Columbia Helicopters finished the first phase of helicopter thinning was completed during the fall and winter of 2012-2013. Columbia Helicopters successfully thinned 355 acres on the west side of the watershed in the Skyline Mine Ridge/Forest Service 400 Road area. An additional 255 acres were thinned during this phase totaling 610 acres where selected trees were removed to improve forest health and reduce the risk of a damaging wildfire in the Ashland watershed.
Watch a clip of the helicopter operations at work on our Videos and Images page.
The Lomakatsi Restoration Project managers oversee daily operations of the project, working closely with contractors to achieve the project’s objectives of reducing wildfire hazard and restoring forest health, amongst others. In an effort to protect effective ground cover and minimize treatment impacts to the soil, crews operated machinery on previously cut limbs and tops wherever possible. Tree removal routes were concentrated to existing roads and skid trails, preventing the construction of new roads and leaving the majority of the forest soils free from disturbance.
To learn more about the equipment used, measures taken to minimize impacts to the forest, and how this work will improve forest health overall, read the Summer 2012 Commercial Thinning Update.
Road and Trail Rehabilitation

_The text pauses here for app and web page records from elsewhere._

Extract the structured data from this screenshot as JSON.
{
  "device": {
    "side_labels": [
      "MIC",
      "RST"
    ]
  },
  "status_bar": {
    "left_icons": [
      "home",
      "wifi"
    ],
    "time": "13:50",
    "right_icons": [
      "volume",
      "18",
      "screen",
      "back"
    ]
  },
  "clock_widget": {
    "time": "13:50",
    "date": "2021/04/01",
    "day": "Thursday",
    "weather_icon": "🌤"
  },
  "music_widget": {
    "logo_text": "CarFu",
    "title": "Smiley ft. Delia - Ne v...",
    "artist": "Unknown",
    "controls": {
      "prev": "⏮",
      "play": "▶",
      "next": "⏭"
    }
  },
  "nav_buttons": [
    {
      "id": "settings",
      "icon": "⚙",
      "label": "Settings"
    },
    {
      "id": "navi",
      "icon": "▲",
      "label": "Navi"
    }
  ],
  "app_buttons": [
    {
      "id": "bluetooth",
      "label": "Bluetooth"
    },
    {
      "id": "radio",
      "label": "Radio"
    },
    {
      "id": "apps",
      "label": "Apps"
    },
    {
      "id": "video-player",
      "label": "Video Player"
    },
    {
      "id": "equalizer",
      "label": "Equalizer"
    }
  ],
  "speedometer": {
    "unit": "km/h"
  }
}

Rehabilitation of roads and trails after tree thinning was a high priority for the AFR Project. Workers completed road maintenance and cleanup of landing sites. Additional parking was installed at the Eastview trailhead, and interpretive information will be installed soon. Working with local recreation groups, the AFR partnership also took this opportunity to enhance the trail-use experience in the White Rabbit area. Lomakatsi coordinated subcontractors and tribal crews to perform post-thinning trail cleanup and installation of two separate trail systems, re-routed from the original White Rabbit trail that went right through the landing site; one for pedestrians and equestrians, and another for bikers. Both trails now skirt around the helicopter landing site, providing a safer recreation experience for all trail users and directing traffic away from the actual landing site to enable re-growth of native grasses and trees.